**PROBLEM STATEMENT**
What is needed here is an exact copy of every record below.

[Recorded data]
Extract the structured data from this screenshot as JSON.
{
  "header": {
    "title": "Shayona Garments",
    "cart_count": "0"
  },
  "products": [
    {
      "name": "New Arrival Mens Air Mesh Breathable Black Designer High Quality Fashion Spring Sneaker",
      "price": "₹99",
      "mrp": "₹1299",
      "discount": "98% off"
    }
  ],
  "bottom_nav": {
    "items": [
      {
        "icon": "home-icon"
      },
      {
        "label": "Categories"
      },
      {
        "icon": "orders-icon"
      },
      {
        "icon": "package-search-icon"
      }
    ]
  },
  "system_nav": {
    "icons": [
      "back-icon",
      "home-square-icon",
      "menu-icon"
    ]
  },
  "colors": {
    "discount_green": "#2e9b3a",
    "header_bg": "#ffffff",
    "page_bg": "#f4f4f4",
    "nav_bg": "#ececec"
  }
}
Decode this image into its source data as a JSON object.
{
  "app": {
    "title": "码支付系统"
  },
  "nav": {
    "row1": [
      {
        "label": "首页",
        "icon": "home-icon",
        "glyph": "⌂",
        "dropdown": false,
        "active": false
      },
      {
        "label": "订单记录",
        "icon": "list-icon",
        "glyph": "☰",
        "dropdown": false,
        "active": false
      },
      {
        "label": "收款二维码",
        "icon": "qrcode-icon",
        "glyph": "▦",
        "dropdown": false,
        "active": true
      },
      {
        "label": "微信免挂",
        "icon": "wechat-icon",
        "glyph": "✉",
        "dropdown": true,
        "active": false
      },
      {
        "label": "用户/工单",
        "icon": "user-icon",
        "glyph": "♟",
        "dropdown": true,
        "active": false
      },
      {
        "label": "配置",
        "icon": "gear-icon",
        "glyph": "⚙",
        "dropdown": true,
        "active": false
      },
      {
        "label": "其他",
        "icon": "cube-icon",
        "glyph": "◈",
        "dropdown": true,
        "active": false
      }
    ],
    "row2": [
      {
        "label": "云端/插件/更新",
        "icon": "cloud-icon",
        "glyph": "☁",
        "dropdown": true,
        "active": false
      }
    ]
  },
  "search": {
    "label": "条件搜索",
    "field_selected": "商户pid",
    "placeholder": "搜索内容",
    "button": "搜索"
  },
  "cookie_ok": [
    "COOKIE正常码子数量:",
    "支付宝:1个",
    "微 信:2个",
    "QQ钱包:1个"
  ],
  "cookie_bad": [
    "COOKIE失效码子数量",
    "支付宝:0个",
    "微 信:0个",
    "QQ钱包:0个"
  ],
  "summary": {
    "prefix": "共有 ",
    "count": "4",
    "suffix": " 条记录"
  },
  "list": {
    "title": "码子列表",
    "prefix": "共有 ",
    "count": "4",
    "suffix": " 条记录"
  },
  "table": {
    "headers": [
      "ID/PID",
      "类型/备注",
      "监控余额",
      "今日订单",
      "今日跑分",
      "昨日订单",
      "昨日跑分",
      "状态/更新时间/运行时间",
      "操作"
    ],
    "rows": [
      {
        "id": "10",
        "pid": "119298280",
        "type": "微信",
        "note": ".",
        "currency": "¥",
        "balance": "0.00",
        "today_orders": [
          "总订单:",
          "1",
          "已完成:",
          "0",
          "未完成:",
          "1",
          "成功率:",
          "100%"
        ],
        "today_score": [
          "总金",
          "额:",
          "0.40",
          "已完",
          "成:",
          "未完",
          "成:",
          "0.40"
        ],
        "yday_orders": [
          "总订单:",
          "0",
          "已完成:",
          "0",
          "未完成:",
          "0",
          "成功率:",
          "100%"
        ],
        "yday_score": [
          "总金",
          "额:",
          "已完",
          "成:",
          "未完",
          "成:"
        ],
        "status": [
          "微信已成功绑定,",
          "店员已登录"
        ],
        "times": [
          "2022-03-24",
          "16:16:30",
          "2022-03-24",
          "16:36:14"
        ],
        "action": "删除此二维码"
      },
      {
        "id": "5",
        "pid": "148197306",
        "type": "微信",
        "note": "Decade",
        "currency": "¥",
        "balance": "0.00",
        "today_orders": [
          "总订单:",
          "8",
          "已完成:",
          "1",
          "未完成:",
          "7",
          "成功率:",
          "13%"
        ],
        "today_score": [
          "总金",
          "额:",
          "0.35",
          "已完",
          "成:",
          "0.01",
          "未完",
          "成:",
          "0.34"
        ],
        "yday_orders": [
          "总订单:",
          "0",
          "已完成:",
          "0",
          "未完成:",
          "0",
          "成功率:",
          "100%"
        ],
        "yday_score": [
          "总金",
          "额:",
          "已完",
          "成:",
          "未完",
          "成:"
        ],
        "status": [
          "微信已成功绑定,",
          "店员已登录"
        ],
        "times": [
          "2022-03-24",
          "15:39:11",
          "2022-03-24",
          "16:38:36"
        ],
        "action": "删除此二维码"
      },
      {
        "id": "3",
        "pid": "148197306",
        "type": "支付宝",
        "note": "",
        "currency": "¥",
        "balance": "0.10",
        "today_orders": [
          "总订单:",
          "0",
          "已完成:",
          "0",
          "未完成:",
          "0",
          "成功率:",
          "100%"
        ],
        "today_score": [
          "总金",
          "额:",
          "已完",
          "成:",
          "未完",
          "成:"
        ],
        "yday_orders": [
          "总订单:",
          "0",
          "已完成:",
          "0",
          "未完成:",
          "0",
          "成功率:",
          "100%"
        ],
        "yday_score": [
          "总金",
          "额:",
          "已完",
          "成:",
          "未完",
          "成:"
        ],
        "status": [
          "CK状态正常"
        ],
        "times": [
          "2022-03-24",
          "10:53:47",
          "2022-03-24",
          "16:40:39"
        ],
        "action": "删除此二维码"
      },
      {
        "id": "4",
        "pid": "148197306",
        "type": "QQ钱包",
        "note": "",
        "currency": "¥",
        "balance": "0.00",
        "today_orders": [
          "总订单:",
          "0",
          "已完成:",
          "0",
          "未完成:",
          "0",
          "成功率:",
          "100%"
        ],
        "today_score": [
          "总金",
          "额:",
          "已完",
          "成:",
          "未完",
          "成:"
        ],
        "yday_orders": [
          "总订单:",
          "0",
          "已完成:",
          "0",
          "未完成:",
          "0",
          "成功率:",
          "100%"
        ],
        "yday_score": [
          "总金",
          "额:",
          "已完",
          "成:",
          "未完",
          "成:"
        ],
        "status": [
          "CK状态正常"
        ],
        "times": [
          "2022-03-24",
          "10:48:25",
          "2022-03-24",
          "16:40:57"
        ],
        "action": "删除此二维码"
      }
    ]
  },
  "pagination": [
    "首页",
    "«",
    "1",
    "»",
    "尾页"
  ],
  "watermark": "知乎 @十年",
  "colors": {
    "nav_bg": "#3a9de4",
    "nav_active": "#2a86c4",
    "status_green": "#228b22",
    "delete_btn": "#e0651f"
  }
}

**EXERCISE OUTPUT**
Extract the structured data from this screenshot as JSON.
{
  "header": {
    "title": "Shayona Garments",
    "cart_count": "0"
  },
  "products": [
    {
      "name": "New Arrival Mens Air Mesh Breathable Black Designer High Quality Fashion Spring Sneaker",
      "price": "₹99",
      "mrp": "₹1299",
      "discount": "98% off"
    }
  ],
  "bottom_nav": {
    "items": [
      {
        "icon": "home-icon"
      },
      {
        "label": "Categories"
      },
      {
        "icon": "orders-icon"
      },
      {
        "icon": "package-search-icon"
      }
    ]
  },
  "system_nav": {
    "icons": [
      "back-icon",
      "home-square-icon",
      "menu-icon"
    ]
  },
  "colors": {
    "discount_green": "#2e9b3a",
    "header_bg": "#ffffff",
    "page_bg": "#f4f4f4",
    "nav_bg": "#ececec"
  }
}
Decode this image into its source data as a JSON object.
{
  "app": {
    "title": "码支付系统"
  },
  "nav": {
    "row1": [
      {
        "label": "首页",
        "icon": "home-icon",
        "glyph": "⌂",
        "dropdown": false,
        "active": false
      },
      {
        "label": "订单记录",
        "icon": "list-icon",
        "glyph": "☰",
        "dropdown": false,
        "active": false
      },
      {
        "label": "收款二维码",
        "icon": "qrcode-icon",
        "glyph": "▦",
        "dropdown": false,
        "active": true
      },
      {
        "label": "微信免挂",
        "icon": "wechat-icon",
        "glyph": "✉",
        "dropdown": true,
        "active": false
      },
      {
        "label": "用户/工单",
        "icon": "user-icon",
        "glyph": "♟",
        "dropdown": true,
        "active": false
      },
      {
        "label": "配置",
        "icon": "gear-icon",
        "glyph": "⚙",
        "dropdown": true,
        "active": false
      },
      {
        "label": "其他",
        "icon": "cube-icon",
        "glyph": "◈",
        "dropdown": true,
        "active": false
      }
    ],
    "row2": [
      {
        "label": "云端/插件/更新",
        "icon": "cloud-icon",
        "glyph": "☁",
        "dropdown": true,
        "active": false
      }
    ]
  },
  "search": {
    "label": "条件搜索",
    "field_selected": "商户pid",
    "placeholder": "搜索内容",
    "button": "搜索"
  },
  "cookie_ok": [
    "COOKIE正常码子数量:",
    "支付宝:1个",
    "微 信:2个",
    "QQ钱包:1个"
  ],
  "cookie_bad": [
    "COOKIE失效码子数量",
    "支付宝:0个",
    "微 信:0个",
    "QQ钱包:0个"
  ],
  "summary": {
    "prefix": "共有 ",
    "count": "4",
    "suffix": " 条记录"
  },
  "list": {
    "title": "码子列表",
    "prefix": "共有 ",
    "count": "4",
    "suffix": " 条记录"
  },
  "table": {
    "headers": [
      "ID/PID",
      "类型/备注",
      "监控余额",
      "今日订单",
      "今日跑分",
      "昨日订单",
      "昨日跑分",
      "状态/更新时间/运行时间",
      "操作"
    ],
    "rows": [
      {
        "id": "10",
        "pid": "119298280",
        "type": "微信",
        "note": ".",
        "currency": "¥",
        "balance": "0.00",
        "today_orders": [
          "总订单:",
          "1",
          "已完成:",
          "0",
          "未完成:",
          "1",
          "成功率:",
          "100%"
        ],
        "today_score": [
          "总金",
          "额:",
          "0.40",
          "已完",
          "成:",
          "未完",
          "成:",
          "0.40"
        ],
        "yday_orders": [
          "总订单:",
          "0",
          "已完成:",
          "0",
          "未完成:",
          "0",
          "成功率:",
          "100%"
        ],
        "yday_score": [
          "总金",
          "额:",
          "已完",
          "成:",
          "未完",
          "成:"
        ],
        "status": [
          "微信已成功绑定,",
          "店员已登录"
        ],
        "times": [
          "2022-03-24",
          "16:16:30",
          "2022-03-24",
          "16:36:14"
        ],
        "action": "删除此二维码"
      },
      {
        "id": "5",
        "pid": "148197306",
        "type": "微信",
        "note": "Decade",
        "currency": "¥",
        "balance": "0.00",
        "today_orders": [
          "总订单:",
          "8",
          "已完成:",
          "1",
          "未完成:",
          "7",
          "成功率:",
          "13%"
        ],
        "today_score": [
          "总金",
          "额:",
          "0.35",
          "已完",
          "成:",
          "0.01",
          "未完",
          "成:",
          "0.34"
        ],
        "yday_orders": [
          "总订单:",
          "0",
          "已完成:",
          "0",
          "未完成:",
          "0",
          "成功率:",
          "100%"
        ],
        "yday_score": [
          "总金",
          "额:",
          "已完",
          "成:",
          "未完",
          "成:"
        ],
        "status": [
          "微信已成功绑定,",
          "店员已登录"
        ],
        "times": [
          "2022-03-24",
          "15:39:11",
          "2022-03-24",
          "16:38:36"
        ],
        "action": "删除此二维码"
      },
      {
        "id": "3",
        "pid": "148197306",
        "type": "支付宝",
        "note": "",
        "currency": "¥",
        "balance": "0.10",
        "today_orders": [
          "总订单:",
          "0",
          "已完成:",
          "0",
          "未完成:",
          "0",
          "成功率:",
          "100%"
        ],
        "today_score": [
          "总金",
          "额:",
          "已完",
          "成:",
          "未完",
          "成:"
        ],
        "yday_orders": [
          "总订单:",
          "0",
          "已完成:",
          "0",
          "未完成:",
          "0",
          "成功率:",
          "100%"
        ],
        "yday_score": [
          "总金",
          "额:",
          "已完",
          "成:",
          "未完",
          "成:"
        ],
        "status": [
          "CK状态正常"
        ],
        "times": [
          "2022-03-24",
          "10:53:47",
          "2022-03-24",
          "16:40:39"
        ],
        "action": "删除此二维码"
      },
      {
        "id": "4",
        "pid": "148197306",
        "type": "QQ钱包",
        "note": "",
        "currency": "¥",
        "balance": "0.00",
        "today_orders": [
          "总订单:",
          "0",
          "已完成:",
          "0",
          "未完成:",
          "0",
          "成功率:",
          "100%"
        ],
        "today_score": [
          "总金",
          "额:",
          "已完",
          "成:",
          "未完",
          "成:"
        ],
        "yday_orders": [
          "总订单:",
          "0",
          "已完成:",
          "0",
          "未完成:",
          "0",
          "成功率:",
          "100%"
        ],
        "yday_score": [
          "总金",
          "额:",
          "已完",
          "成:",
          "未完",
          "成:"
        ],
        "status": [
          "CK状态正常"
        ],
        "times": [
          "2022-03-24",
          "10:48:25",
          "2022-03-24",
          "16:40:57"
        ],
        "action": "删除此二维码"
      }
    ]
  },
  "pagination": [
    "首页",
    "«",
    "1",
    "»",
    "尾页"
  ],
  "watermark": "知乎 @十年",
  "colors": {
    "nav_bg": "#3a9de4",
    "nav_active": "#2a86c4",
    "status_green": "#228b22",
    "delete_btn": "#e0651f"
  }
}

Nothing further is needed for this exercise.